- Given records
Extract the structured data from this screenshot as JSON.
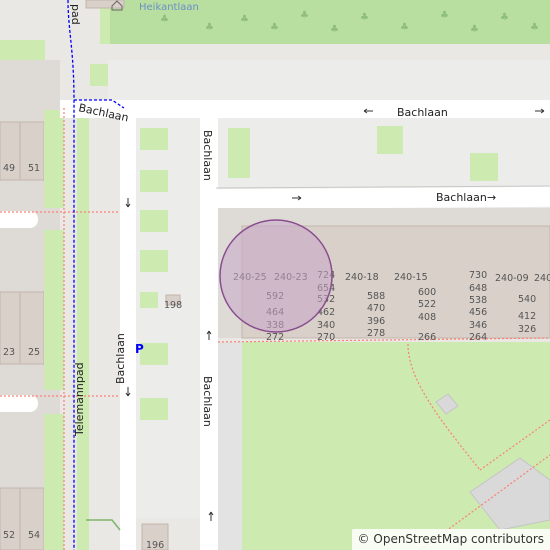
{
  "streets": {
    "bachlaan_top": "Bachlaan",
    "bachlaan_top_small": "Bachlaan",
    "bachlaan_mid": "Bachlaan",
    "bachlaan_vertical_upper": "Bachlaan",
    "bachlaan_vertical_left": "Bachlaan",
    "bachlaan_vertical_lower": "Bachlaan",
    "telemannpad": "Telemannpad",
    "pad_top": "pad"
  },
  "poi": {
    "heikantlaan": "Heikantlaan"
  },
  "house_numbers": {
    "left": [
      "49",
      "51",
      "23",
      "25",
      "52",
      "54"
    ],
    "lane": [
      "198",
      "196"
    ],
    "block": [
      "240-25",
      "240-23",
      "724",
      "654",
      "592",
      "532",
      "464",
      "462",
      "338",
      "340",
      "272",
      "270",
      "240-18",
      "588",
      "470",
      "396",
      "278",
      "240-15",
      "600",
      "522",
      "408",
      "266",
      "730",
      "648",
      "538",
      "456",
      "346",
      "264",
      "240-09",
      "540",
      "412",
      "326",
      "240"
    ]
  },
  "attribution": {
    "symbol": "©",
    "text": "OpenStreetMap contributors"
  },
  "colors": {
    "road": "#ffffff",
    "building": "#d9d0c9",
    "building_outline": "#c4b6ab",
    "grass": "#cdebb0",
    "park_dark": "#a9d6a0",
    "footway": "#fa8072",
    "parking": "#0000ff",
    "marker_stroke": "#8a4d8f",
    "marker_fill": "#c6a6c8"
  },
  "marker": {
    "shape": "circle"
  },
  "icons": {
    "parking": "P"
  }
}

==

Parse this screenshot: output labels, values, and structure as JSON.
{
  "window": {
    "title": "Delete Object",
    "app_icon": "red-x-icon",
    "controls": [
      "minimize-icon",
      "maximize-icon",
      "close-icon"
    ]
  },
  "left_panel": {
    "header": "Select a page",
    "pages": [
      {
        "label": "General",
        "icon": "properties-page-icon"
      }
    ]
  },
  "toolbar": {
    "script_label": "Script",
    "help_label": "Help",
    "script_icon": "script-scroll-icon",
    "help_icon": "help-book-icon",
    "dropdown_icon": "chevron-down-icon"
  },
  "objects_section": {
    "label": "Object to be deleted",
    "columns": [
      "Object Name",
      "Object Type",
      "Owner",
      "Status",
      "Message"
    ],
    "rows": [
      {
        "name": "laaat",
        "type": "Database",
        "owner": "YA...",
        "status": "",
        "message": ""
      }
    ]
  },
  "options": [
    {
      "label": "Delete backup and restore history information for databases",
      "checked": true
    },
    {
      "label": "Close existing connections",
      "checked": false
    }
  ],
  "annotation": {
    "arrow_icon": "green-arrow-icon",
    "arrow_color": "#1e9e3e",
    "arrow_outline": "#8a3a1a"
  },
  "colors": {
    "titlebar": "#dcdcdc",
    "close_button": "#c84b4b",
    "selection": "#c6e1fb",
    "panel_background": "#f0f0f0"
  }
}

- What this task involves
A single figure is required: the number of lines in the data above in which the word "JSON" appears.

- Reply
2